The Canadian Press
Published Wednesday, January 19, 2022 5:20AM EST
Last Updated Wednesday, January 19, 2022 5:20AM EST
TORONTO — Ontario Premier Doug Ford is set to gather virtually with municipal leaders today for a housing summit.
Ford says his goal for the summit is to come up with concrete ways to allow more families to buy a home.
Municipal Affairs and Housing Minister Steve Clark says housing affordability is a critical priority for the Ontario government, and the summit is an opportunity to co-ordinate efforts with municipalities to help build more homes faster.
Clark says it’s also about enabling the right mix of homes in the right places.
Ford had invited Justin Trudeau to the summit with Ontario’s big city mayors and regional chairs, but the prime minister will not be attending.
The meeting was previously set for mid-December, but was postponed so the provincial and municipal politicians could focus on their response to the Omicron variant.
Ontario’s Progressive Conservative government has also announced a housing affordability task force to look into measures to boost the supply of rental and ownership housing, reduce red tape, and other options to address housing issues.
A report laying out its recommendations is expected to be published in early 2022.

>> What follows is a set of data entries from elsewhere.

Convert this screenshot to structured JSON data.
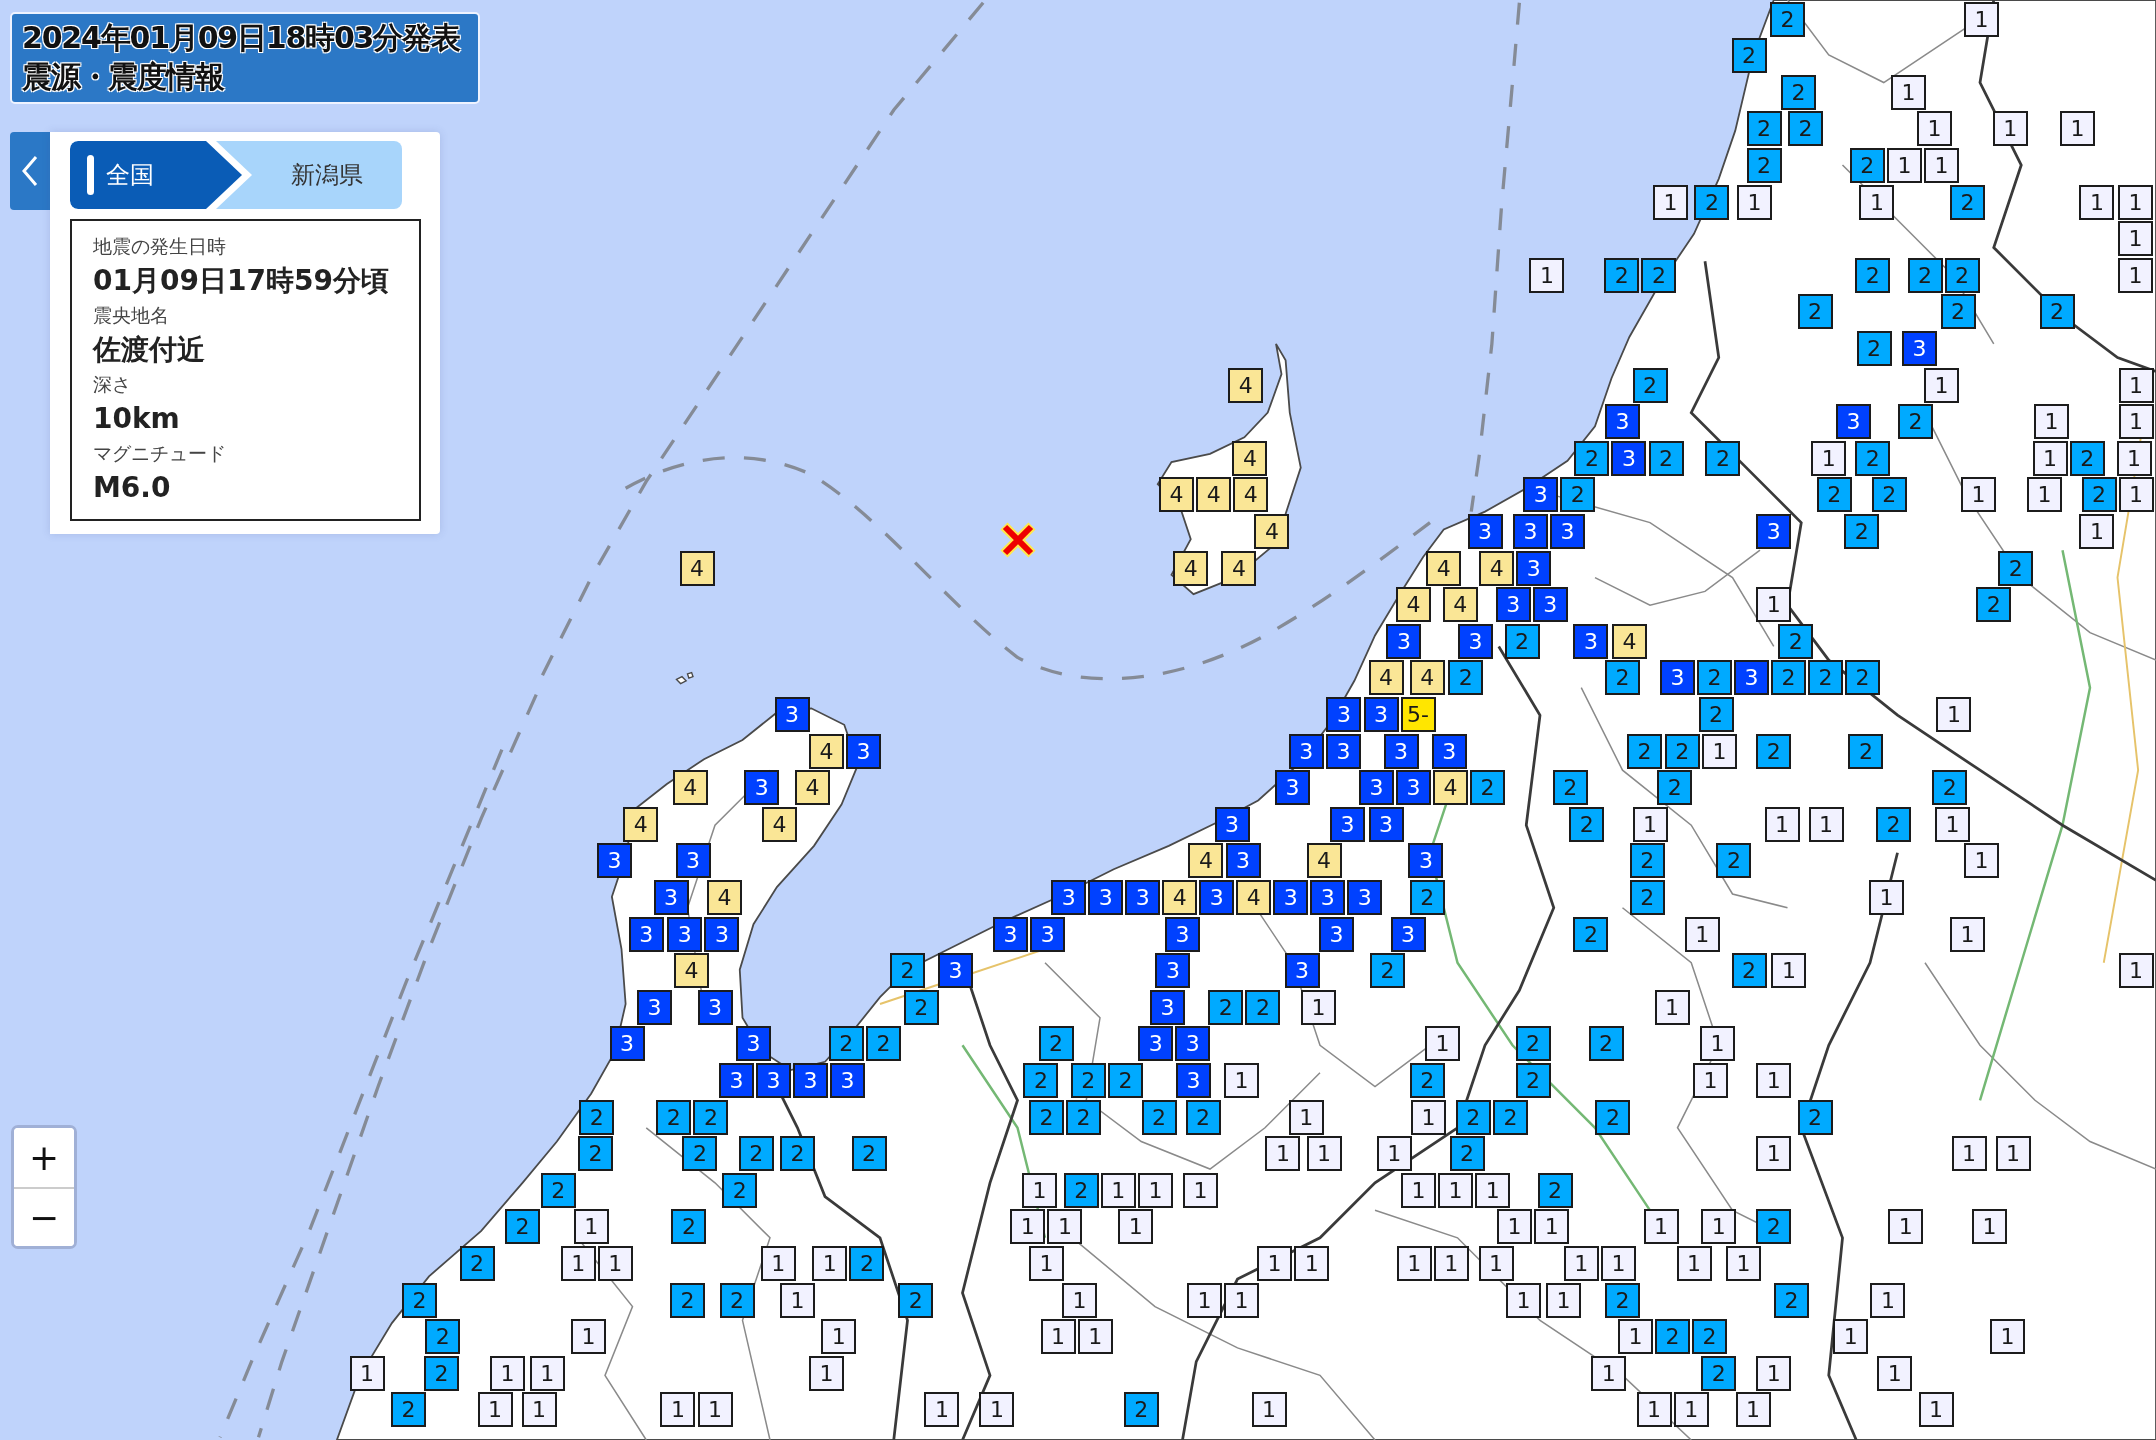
{
  "title": {
    "issued": "2024年01月09日18時03分発表",
    "heading": "震源・震度情報"
  },
  "breadcrumb": [
    {
      "label": "全国",
      "selected": true
    },
    {
      "label": "新潟県",
      "selected": false
    }
  ],
  "details": [
    {
      "label": "地震の発生日時",
      "value": "01月09日17時59分頃"
    },
    {
      "label": "震央地名",
      "value": "佐渡付近"
    },
    {
      "label": "深さ",
      "value": "10km"
    },
    {
      "label": "マグニチュード",
      "value": "M6.0"
    }
  ],
  "zoom_buttons": [
    "+",
    "−"
  ],
  "intensity_groups": [
    {
      "color": "#f2f2ff",
      "markers": [
        "1",
        "1",
        "1",
        "1",
        "1",
        "1",
        "1",
        "1",
        "1",
        "1",
        "1",
        "1",
        "1",
        "1",
        "1",
        "1",
        "1",
        "1",
        "1",
        "1",
        "1",
        "1",
        "1",
        "1",
        "1",
        "1",
        "1",
        "1",
        "1",
        "1",
        "1",
        "1",
        "1",
        "1",
        "1",
        "1",
        "1",
        "1",
        "1",
        "1",
        "1",
        "1",
        "1",
        "1",
        "1",
        "1",
        "1",
        "1",
        "1",
        "1",
        "1",
        "1",
        "1",
        "1",
        "1",
        "1",
        "1",
        "1",
        "1",
        "1",
        "1",
        "1",
        "1",
        "1",
        "1",
        "1",
        "1",
        "1",
        "1",
        "1",
        "1",
        "1",
        "1",
        "1",
        "1",
        "1",
        "1",
        "1",
        "1",
        "1",
        "1",
        "1",
        "1",
        "1",
        "1",
        "1",
        "1",
        "1",
        "1",
        "1",
        "1",
        "1",
        "1",
        "1",
        "1",
        "1",
        "1",
        "1",
        "1",
        "1",
        "1",
        "1",
        "1",
        "1",
        "1",
        "1",
        "1",
        "1",
        "1",
        "1",
        "1",
        "1",
        "1",
        "1",
        "1",
        "1",
        "1"
      ]
    },
    {
      "color": "#00aaff",
      "markers": [
        "2",
        "2",
        "2",
        "2",
        "2",
        "2",
        "2",
        "2",
        "2",
        "2",
        "2",
        "2",
        "2",
        "2",
        "2",
        "2",
        "2",
        "2",
        "2",
        "2",
        "2",
        "2",
        "2",
        "2",
        "2",
        "2",
        "2",
        "2",
        "2",
        "2",
        "2",
        "2",
        "2",
        "2",
        "2",
        "2",
        "2",
        "2",
        "2",
        "2",
        "2",
        "2",
        "2",
        "2",
        "2",
        "2",
        "2",
        "2",
        "2",
        "2",
        "2",
        "2",
        "2",
        "2",
        "2",
        "2",
        "2",
        "2",
        "2",
        "2",
        "2",
        "2",
        "2",
        "2",
        "2",
        "2",
        "2",
        "2",
        "2",
        "2",
        "2",
        "2",
        "2",
        "2",
        "2",
        "2",
        "2",
        "2",
        "2",
        "2",
        "2",
        "2",
        "2",
        "2",
        "2",
        "2",
        "2",
        "2",
        "2",
        "2",
        "2",
        "2",
        "2",
        "2",
        "2",
        "2",
        "2",
        "2",
        "2",
        "2",
        "2",
        "2",
        "2",
        "2",
        "2",
        "2",
        "2",
        "2",
        "2",
        "2",
        "2"
      ]
    },
    {
      "color": "#0041ff",
      "markers": [
        "3",
        "3",
        "3",
        "3",
        "3",
        "3",
        "3",
        "3",
        "3",
        "3",
        "3",
        "3",
        "3",
        "3",
        "3",
        "3",
        "3",
        "3",
        "3",
        "3",
        "3",
        "3",
        "3",
        "3",
        "3",
        "3",
        "3",
        "3",
        "3",
        "3",
        "3",
        "3",
        "3",
        "3",
        "3",
        "3",
        "3",
        "3",
        "3",
        "3",
        "3",
        "3",
        "3",
        "3",
        "3",
        "3",
        "3",
        "3",
        "3",
        "3",
        "3",
        "3",
        "3",
        "3",
        "3",
        "3",
        "3",
        "3",
        "3",
        "3",
        "3",
        "3",
        "3",
        "3",
        "3",
        "3",
        "3"
      ]
    },
    {
      "color": "#fae696",
      "markers": [
        "4",
        "4",
        "4",
        "4",
        "4",
        "4",
        "4",
        "4",
        "4",
        "4",
        "4",
        "4",
        "4",
        "4",
        "4",
        "4",
        "4",
        "4",
        "4",
        "4",
        "4",
        "4",
        "4",
        "4",
        "4",
        "4",
        "4",
        "4"
      ]
    },
    {
      "color": "#ffe600",
      "markers": [
        "5-"
      ]
    }
  ]
}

Figures in Ontario’s fall economic statement show that year-to-date home starts were 16 per cent higher than in the previous year, and rental housing starts were 14 per cent higher.
In the resale market, a frenzy peaked in March 2021 at a record high, before moderating by September. But in that month the average home resale price in Ontario was 31.4 per cent higher than the February 2020 pre-pandemic level.
The government points to low interest rates, higher overall disposable incomes, limited resale listings and shifting home preferences to explain the strong demand.
Telling figures illustrating the province’s heated housing markets can also be found in the land transfer tax revenue. In 2020-21, Ontario got about $3.7 billion in revenue from land transfer taxes. In 2021-22, it’s projected to skyrocket to more than $5 billion.
The Toronto Regional Real Estate Board said earlier this month that a record 121,712 homes were sold through its MLS system last year, up 28 per cent compared with 2020 and nearly eight per cent above the previous 2016 high of 113,040.
The average selling price set a peak of $1.095 million, up about 18 per cent from the high the prior year of $929,636.